Even as the pandemic began to relax its hold on the economy in 2021, restaurants that were otherwise ready to reopen or expand often found themselves constrained by lack of labor, and had to switch to limited hours and reduced menus. Many owners said their former workers had moved on to jobs in industries ranging from grocery stories to retail warehouses. (Douglas’ labor pains were so acute that in early 2021, he was seen waiting tables at his own Seatown Rub Shack & Fish Fry.)
Even now, the Seattle-area restaurant and bar labor force hasn’t recovered: through February, it was still down 2.5% compared with February 2019, according to state data.
And it’s not merely a question of finding bodies: Many of Seattle’s most successful restaurants had highly experienced staffs and management teams that had taken years to build.
During the COVID closures, “we were ripped apart as a team,” Douglas told The Seattle Times in June 2021. “I lost 40-year employees, 30-year employees, 25-year employees, you know, friends. We were just torn apart and this was a traumatic affair. And the idea that it has to be cookie-cutter on the way back [to reopening] is not realistic and nor is it fair.”
Another major obstacle: debt. The average full-service restaurant located in Washington accrued $160,000 in COVID-related debt during the first year of the pandemic, “which is several years of their profit,” Anton said. Much of that debt lies with 55% of restaurants that didn’t receive assistance under the federal Restaurant Revitalization Fund of 2021, Anton said.

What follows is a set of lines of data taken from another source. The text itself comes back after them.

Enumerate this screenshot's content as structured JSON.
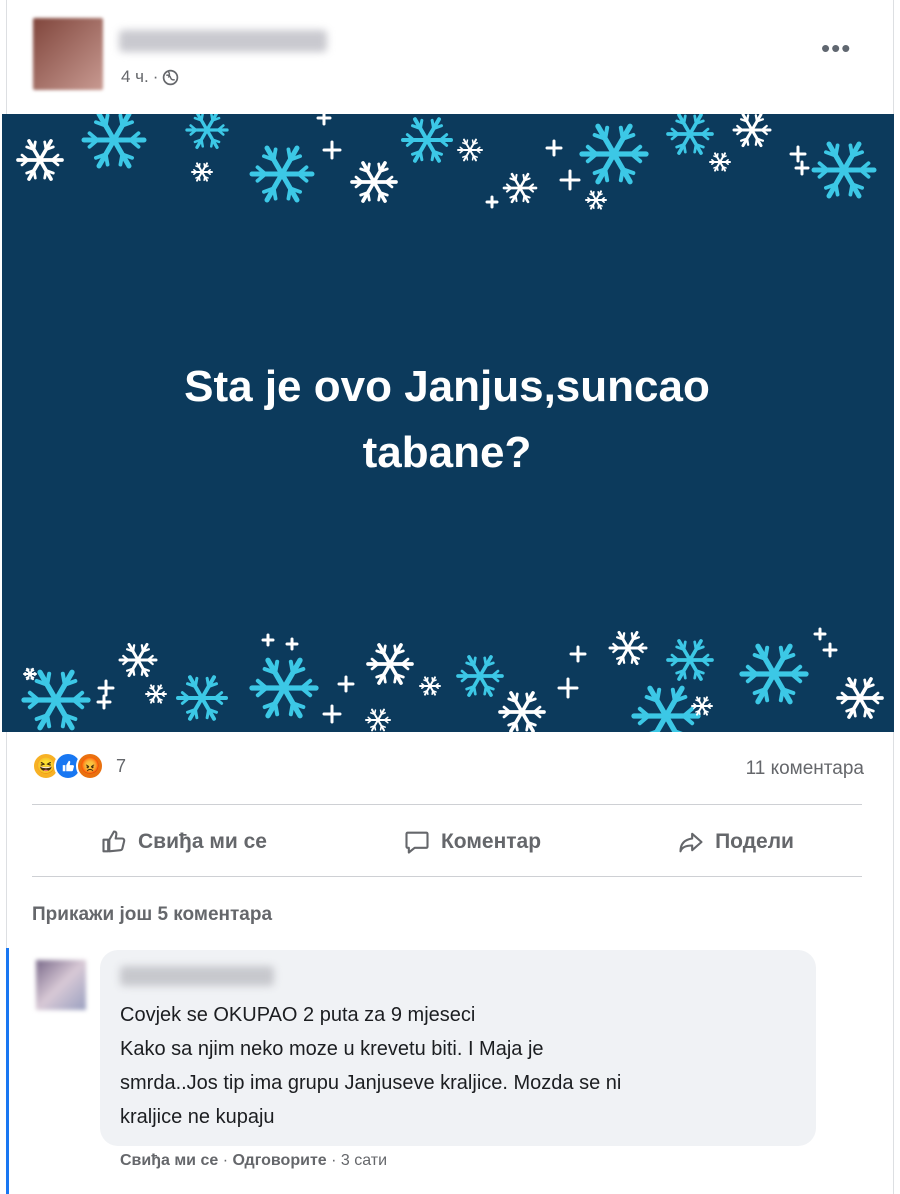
{
  "post": {
    "time": "4 ч.",
    "time_separator": "·",
    "icons": {
      "privacy": "globe-icon",
      "menu": "more-options-icon"
    },
    "banner_text_line1": "Sta je ovo Janjus,suncao",
    "banner_text_line2": "tabane?",
    "banner_color": "#0c3a5c",
    "snowflake_color_a": "#3cc8e6",
    "snowflake_color_b": "#ffffff"
  },
  "reactions": {
    "icons": [
      "haha-reaction-icon",
      "like-reaction-icon",
      "angry-reaction-icon"
    ],
    "count": "7",
    "comments": "11 коментара"
  },
  "actions": {
    "like": "Свиђа ми се",
    "comment": "Коментар",
    "share": "Подели"
  },
  "comments": {
    "more": "Прикажи још 5 коментара",
    "first": {
      "line1": "Covjek se OKUPAO 2 puta za 9 mjeseci",
      "line2": "Kako sa njim neko moze u krevetu biti. I Maja je",
      "line3": "smrda..Jos tip ima grupu Janjuseve kraljice. Mozda se ni",
      "line4": "kraljice ne kupaju",
      "like": "Свиђа ми се",
      "reply": "Одговорите",
      "time": "3 сати",
      "separator": "·"
    }
  },
  "colors": {
    "accent": "#1877f2",
    "secondary_text": "#65676b"
  }
}
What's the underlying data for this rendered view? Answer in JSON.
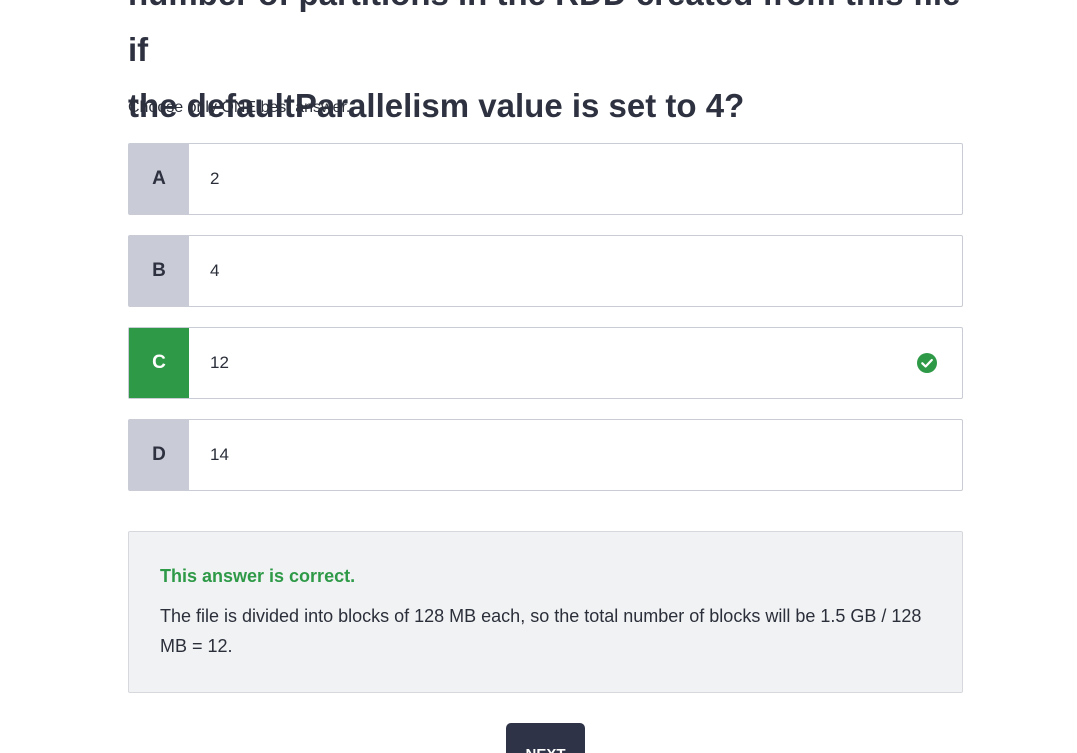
{
  "question": {
    "line1": "number of partitions in the RDD created from this file if",
    "line2": "the defaultParallelism value is set to 4?"
  },
  "instruction": "Choose only ONE best answer.",
  "options": [
    {
      "letter": "A",
      "text": "2",
      "state": "default"
    },
    {
      "letter": "B",
      "text": "4",
      "state": "default"
    },
    {
      "letter": "C",
      "text": "12",
      "state": "correct"
    },
    {
      "letter": "D",
      "text": "14",
      "state": "default"
    }
  ],
  "feedback": {
    "status": "This answer is correct.",
    "explanation": "The file is divided into blocks of 128 MB each, so the total number of blocks will be 1.5 GB / 128 MB = 12."
  },
  "next_button": "NEXT",
  "icons": {
    "correct_check": "check-circle-icon"
  },
  "colors": {
    "correct_green": "#2e9a48",
    "letter_gray": "#c9ccd6",
    "button_dark": "#2e3347",
    "feedback_bg": "#f1f2f4"
  }
}
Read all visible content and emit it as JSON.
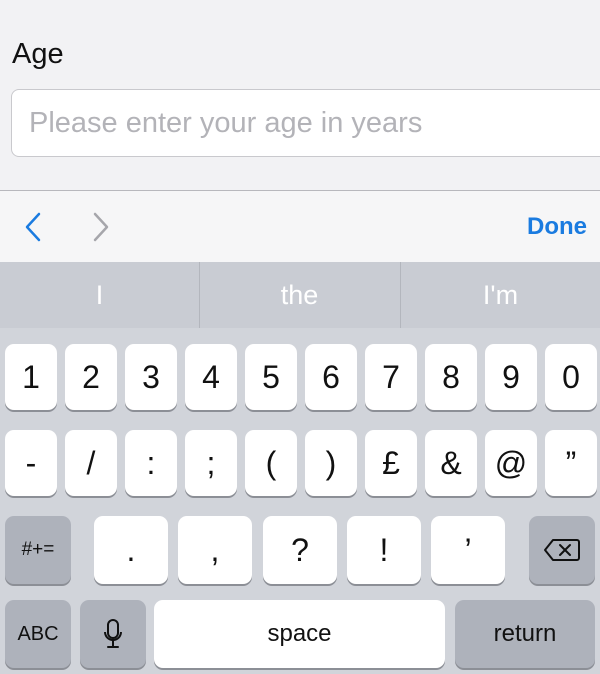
{
  "form": {
    "label": "Age",
    "placeholder": "Please enter your age in years",
    "value": ""
  },
  "toolbar": {
    "prev_icon": "chevron-left-icon",
    "next_icon": "chevron-right-icon",
    "done_label": "Done",
    "accent_color": "#1a7be0"
  },
  "keyboard": {
    "suggestions": [
      "I",
      "the",
      "I'm"
    ],
    "row1": [
      "1",
      "2",
      "3",
      "4",
      "5",
      "6",
      "7",
      "8",
      "9",
      "0"
    ],
    "row2": [
      "-",
      "/",
      ":",
      ";",
      "(",
      ")",
      "£",
      "&",
      "@",
      "”"
    ],
    "row3": {
      "symbols_label": "#+=",
      "keys": [
        ".",
        ",",
        "?",
        "!",
        "’"
      ],
      "delete_icon": "backspace-icon"
    },
    "row4": {
      "abc_label": "ABC",
      "mic_icon": "microphone-icon",
      "space_label": "space",
      "return_label": "return"
    }
  }
}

Douglas’ Sea-Town Restaurants received $10 million from the RRF, according to a 2021 Freedom of Information Act data release.
Anton said one key factor going ahead is how those restaurants that did not get Restaurant Revitalization Funds fare this year. “Do they reopen? Do they just get out?” Anton said, adding that he thinks this fall will be when many of those restaurateurs “make their final decisions.”

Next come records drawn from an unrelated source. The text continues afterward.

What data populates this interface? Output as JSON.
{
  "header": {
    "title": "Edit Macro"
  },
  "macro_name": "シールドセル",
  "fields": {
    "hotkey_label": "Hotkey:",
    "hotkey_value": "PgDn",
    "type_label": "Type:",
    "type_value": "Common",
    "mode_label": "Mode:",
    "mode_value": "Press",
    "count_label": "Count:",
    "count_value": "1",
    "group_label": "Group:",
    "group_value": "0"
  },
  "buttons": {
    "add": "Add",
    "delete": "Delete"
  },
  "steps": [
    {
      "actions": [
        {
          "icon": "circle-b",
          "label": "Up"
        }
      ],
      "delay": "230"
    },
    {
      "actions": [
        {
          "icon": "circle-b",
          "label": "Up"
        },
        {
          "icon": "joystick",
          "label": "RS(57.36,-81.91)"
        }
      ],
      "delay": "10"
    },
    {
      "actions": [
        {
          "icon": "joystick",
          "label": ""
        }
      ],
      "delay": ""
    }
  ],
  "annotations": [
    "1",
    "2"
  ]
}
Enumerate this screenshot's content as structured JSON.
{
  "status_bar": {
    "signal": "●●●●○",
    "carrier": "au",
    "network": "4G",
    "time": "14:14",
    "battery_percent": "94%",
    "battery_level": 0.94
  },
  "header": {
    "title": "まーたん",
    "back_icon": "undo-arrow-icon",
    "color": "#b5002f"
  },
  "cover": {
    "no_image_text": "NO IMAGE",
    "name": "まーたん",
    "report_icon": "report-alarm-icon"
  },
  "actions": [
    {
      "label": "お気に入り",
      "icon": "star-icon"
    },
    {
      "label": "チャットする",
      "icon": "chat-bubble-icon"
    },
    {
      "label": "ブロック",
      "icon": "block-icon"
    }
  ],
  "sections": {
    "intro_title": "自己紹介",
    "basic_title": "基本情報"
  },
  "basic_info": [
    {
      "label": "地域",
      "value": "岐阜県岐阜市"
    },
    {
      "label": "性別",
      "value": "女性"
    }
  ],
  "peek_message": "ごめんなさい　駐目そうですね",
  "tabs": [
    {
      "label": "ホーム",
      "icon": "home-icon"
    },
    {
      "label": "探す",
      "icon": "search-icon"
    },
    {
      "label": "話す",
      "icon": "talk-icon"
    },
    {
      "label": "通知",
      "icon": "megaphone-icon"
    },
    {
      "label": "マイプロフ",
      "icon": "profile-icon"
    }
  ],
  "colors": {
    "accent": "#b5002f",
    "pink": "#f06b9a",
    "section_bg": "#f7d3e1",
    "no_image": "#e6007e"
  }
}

Douglas, on his part, is in the “reopen” column — at least for Palace Kitchen. But in a sign of just how badly downtown Seattle’s restaurant scene was battered by COVID, Douglas said he likely won’t reopen his event space, the Palace Ballroom, or the taqueria Cantina Leña, and will likely let those leases expire in spring 2024.